"When nurse staffing isn't up to safe levels, our patients are at risk and they're not getting full value for their money," said UAN President Cheryl Johnson, RN. "In this poll, nurses have given us their professional assessment that the nursing shortage is the biggest problem in hospitals today. More to the point, they've told us what it will take to cure it."
Currently, the American Hospital Association reports that 126,000 RN positions are going unfilled. According to the Health Resources and Services Administration, there could be a deficit of 808,000 nurses by 2020; Bureau of Labor Statistics data suggest that this estimate could go as high as one million nurses by 2010. Direct links have been made between adequate nursing care in hospitals and better patient outcomes.
Survey respondents cited work-related stress, patient load and inadequate pay as the top three reasons nurses leave the profession
. A majority of nurses (54/53 percent - split sample) feels their hospitals are doing only a fair to poor job attracting and retaining nurses.
"Hospitals could change all of those things. Most haven't even tried," added Johnson. "Instead, they've tried to cure the nursing shortage with Band-Aids, bromides and placebos. Radical change is the only effective treatment."

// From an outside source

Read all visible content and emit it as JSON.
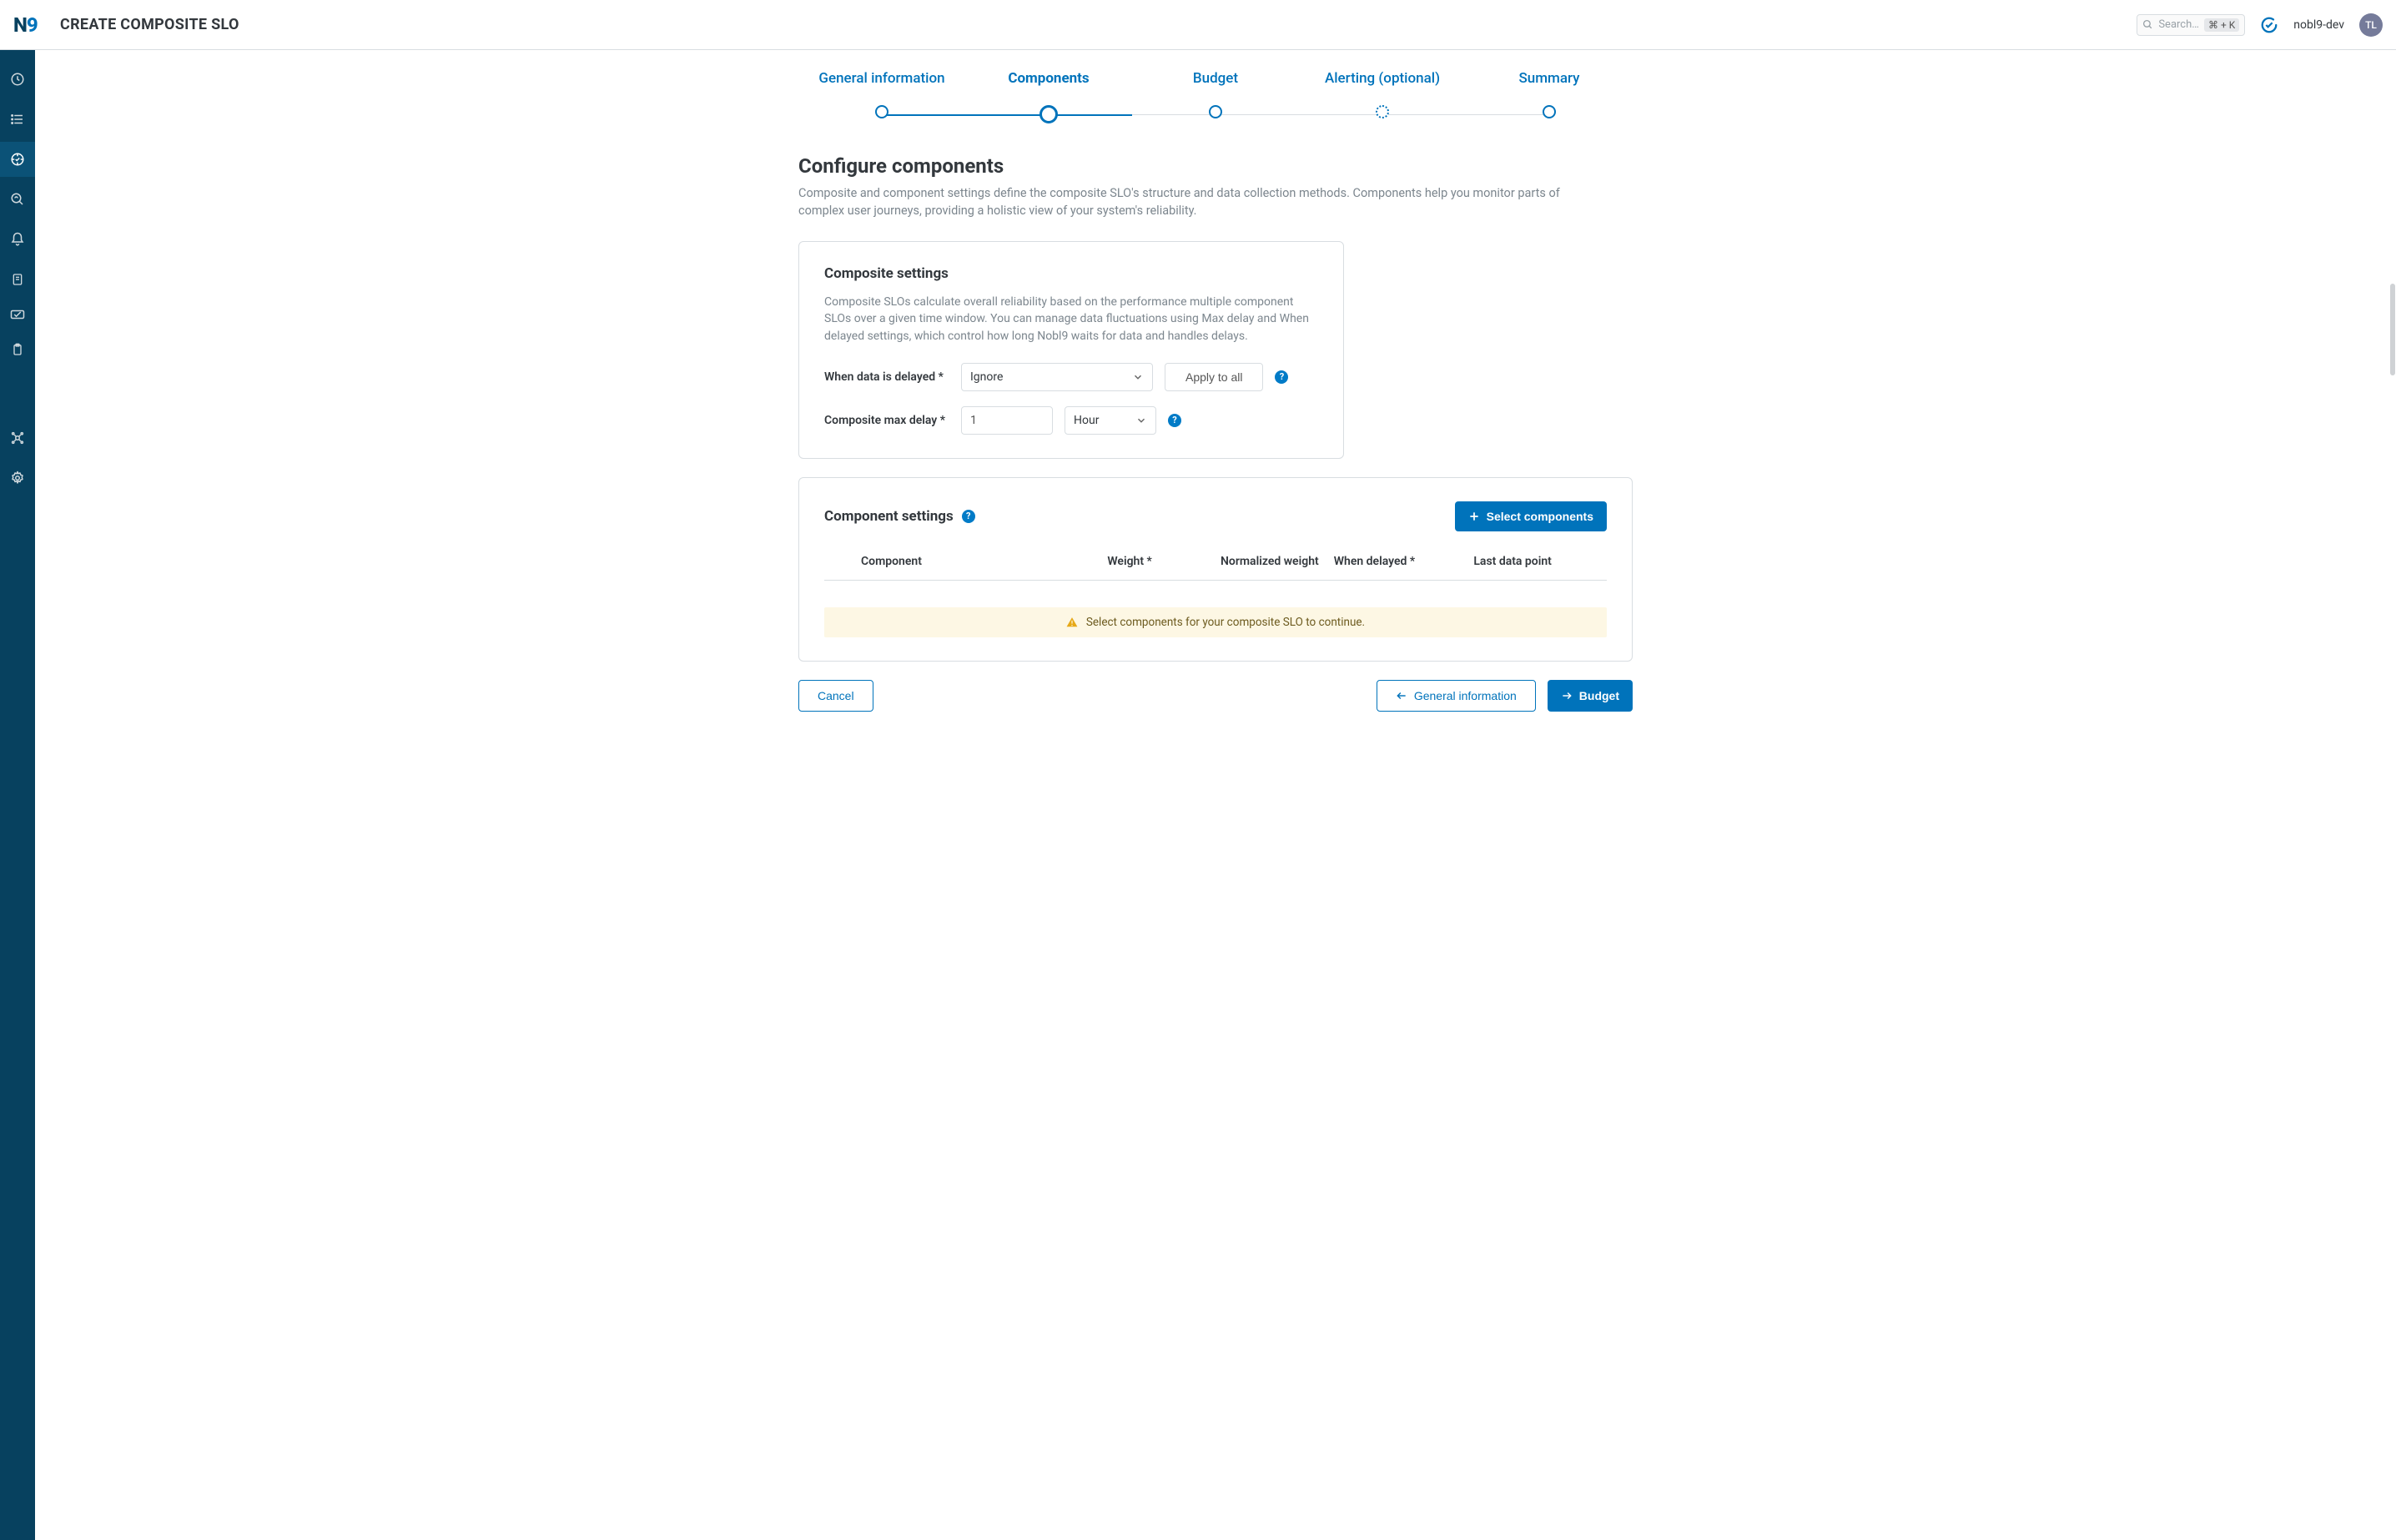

Discrepancy between the problem and solution identified by respondents was particularly stark in the area of nurse wages. Six out of 10 nurses surveyed make less than $46,000 a year - and 55 percent of staff nurses with more than 10 years of experience make less than $46,000. Two-thirds of those polled feel they make less money than the demands of their job warrant. Of those who feel they make a lot less, a third believe their appropriate salary is $70,000 or more.
"Staff nurses are essential in patient care and survival, and staff nurses are still underpaid and undervalued," said UAN Director Susan Bianchi-Sand. "Health care organizations like the American Hospital Association and Joint Commission on Accreditation of Health Care Organizations have conducted studies, issued reports and made recommendations about how to fix the nursing shortage, but NURSES' solutions must now be heard."
"The results of this poll are a wake-up call to our nation's hospitals," stated Johnson. "Nurses have now said what it will take to keep more of us at the bedside. The question for hospital administrators is whether or not they will implement these solutions.
I believe patients around this country - all of whom deserve to be well-cared for by a registered nurse - should expect as much."
Please note: Poll results are available at www.UANnurse.org
direct comments and questions to:
# # #
The United American Nurses, AFL-CIO, the labor arm of the American Nurses Association, is the nation's largest RN union, run for Rns and by Rns, representing 100,000 nurses, the UAN consits of state nurses associations or collective bargaining programs from 24 states, the District of Columbia and the U.S. Virgin Islands.